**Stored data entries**
--- --- ---

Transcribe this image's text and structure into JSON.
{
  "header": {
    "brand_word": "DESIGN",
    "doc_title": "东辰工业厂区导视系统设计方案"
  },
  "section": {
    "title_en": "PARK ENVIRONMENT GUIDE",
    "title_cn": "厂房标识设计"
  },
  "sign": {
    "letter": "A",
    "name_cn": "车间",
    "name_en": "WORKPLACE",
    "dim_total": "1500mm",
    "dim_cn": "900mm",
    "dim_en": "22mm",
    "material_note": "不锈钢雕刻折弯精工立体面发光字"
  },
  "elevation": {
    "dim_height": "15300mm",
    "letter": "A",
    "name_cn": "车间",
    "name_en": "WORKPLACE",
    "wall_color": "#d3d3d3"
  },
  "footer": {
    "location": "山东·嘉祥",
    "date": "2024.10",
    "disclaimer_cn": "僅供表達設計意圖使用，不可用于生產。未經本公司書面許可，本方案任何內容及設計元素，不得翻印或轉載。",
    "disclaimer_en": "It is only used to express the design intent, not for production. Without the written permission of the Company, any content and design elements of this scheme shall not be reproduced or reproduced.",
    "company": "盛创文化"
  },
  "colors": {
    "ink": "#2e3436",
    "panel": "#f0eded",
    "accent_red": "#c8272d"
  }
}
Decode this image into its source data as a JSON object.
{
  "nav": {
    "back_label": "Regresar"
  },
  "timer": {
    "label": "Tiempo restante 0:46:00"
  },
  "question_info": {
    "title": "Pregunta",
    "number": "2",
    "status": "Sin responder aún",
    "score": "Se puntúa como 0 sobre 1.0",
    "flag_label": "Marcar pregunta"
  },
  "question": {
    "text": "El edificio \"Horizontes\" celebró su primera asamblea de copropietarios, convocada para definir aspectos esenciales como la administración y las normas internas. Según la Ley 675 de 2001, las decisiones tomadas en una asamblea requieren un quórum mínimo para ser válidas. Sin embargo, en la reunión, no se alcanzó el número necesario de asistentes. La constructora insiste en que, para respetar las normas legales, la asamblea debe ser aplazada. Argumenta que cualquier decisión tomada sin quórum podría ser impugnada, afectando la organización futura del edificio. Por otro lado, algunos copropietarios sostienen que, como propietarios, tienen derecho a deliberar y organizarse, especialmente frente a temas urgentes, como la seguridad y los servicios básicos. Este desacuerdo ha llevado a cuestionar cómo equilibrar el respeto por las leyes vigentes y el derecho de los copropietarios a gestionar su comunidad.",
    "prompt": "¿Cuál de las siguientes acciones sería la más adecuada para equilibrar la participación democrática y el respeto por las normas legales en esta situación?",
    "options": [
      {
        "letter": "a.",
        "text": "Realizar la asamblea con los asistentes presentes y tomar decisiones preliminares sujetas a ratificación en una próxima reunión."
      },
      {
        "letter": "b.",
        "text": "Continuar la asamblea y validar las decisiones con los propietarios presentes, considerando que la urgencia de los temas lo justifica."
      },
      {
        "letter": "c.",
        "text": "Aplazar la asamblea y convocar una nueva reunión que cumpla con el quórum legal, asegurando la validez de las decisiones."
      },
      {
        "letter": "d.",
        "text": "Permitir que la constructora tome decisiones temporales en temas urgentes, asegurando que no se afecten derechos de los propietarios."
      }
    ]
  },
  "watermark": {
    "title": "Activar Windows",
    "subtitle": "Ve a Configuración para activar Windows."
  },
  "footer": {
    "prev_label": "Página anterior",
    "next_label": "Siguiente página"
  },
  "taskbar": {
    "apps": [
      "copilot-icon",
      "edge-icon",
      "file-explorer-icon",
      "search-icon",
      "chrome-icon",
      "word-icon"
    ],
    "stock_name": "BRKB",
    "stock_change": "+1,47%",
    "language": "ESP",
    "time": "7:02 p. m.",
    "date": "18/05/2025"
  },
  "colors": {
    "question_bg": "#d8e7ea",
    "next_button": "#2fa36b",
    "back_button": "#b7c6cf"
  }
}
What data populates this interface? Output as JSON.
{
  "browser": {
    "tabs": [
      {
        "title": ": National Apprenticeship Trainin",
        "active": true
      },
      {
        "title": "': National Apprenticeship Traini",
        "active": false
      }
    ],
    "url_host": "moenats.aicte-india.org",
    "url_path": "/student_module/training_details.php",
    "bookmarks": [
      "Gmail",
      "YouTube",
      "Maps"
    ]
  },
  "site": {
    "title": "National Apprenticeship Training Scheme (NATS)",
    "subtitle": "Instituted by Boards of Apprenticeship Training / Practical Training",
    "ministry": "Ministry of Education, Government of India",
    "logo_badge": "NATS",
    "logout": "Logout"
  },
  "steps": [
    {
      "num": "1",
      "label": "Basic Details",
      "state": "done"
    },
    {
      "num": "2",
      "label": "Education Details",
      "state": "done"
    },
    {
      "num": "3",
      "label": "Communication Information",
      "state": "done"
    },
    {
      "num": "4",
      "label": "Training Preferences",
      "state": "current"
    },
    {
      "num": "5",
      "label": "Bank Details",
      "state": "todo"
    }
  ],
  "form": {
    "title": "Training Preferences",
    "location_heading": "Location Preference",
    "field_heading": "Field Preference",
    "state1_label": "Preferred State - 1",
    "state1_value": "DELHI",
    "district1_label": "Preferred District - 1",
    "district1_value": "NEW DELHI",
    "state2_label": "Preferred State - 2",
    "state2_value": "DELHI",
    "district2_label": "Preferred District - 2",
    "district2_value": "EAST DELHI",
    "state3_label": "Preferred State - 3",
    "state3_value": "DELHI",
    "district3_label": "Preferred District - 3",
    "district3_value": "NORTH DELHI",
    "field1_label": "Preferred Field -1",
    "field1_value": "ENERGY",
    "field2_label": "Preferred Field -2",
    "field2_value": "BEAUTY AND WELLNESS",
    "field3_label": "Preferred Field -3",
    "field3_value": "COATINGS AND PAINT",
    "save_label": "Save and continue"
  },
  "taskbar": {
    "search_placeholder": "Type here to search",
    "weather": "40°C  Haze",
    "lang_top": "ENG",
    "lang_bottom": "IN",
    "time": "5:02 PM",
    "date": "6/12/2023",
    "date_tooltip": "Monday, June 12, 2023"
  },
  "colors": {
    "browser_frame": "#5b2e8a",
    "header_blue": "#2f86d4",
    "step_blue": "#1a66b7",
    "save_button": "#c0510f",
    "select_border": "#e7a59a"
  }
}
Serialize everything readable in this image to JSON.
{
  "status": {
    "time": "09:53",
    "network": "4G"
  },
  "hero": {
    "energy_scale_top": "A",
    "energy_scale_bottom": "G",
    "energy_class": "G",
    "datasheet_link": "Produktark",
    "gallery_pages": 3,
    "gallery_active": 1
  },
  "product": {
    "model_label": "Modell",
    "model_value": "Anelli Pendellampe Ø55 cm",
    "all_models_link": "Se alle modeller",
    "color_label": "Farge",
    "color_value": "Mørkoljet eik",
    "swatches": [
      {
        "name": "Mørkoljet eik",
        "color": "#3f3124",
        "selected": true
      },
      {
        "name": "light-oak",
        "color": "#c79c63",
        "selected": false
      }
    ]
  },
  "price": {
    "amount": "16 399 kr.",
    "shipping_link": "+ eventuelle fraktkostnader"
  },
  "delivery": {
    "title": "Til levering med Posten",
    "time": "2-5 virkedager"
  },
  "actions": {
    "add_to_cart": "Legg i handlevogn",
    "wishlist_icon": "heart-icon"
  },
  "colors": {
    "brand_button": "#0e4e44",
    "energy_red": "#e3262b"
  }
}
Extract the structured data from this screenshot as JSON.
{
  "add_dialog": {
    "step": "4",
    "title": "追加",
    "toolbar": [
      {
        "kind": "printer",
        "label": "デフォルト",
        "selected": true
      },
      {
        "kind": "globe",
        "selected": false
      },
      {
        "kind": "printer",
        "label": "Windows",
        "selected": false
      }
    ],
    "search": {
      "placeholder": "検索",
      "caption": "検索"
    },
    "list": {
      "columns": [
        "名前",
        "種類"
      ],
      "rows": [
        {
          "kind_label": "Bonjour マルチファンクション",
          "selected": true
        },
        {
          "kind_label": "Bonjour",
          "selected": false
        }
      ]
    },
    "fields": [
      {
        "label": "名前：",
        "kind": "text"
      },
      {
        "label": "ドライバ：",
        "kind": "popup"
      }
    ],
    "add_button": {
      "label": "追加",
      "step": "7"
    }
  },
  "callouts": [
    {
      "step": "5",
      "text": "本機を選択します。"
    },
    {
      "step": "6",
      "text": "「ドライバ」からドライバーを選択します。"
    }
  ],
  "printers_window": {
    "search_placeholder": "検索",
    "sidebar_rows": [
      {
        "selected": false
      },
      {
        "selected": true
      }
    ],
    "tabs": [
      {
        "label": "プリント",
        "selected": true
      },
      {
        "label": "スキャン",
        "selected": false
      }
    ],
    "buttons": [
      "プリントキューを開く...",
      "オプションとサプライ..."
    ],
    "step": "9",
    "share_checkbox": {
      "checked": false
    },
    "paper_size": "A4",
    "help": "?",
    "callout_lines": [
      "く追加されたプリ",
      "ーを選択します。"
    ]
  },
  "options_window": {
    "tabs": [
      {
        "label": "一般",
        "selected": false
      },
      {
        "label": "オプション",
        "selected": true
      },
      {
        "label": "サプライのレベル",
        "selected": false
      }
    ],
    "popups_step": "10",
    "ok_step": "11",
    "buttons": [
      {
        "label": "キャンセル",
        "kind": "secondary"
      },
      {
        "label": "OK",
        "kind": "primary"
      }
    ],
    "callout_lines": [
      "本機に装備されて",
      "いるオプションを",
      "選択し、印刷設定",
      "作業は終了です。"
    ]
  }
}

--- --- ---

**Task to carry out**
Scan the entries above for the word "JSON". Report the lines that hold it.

**Solution to this task**
Transcribe this image's text and structure into JSON.
Decode this image into its source data as a JSON object.
What data populates this interface? Output as JSON.
Serialize everything readable in this image to JSON.
Extract the structured data from this screenshot as JSON.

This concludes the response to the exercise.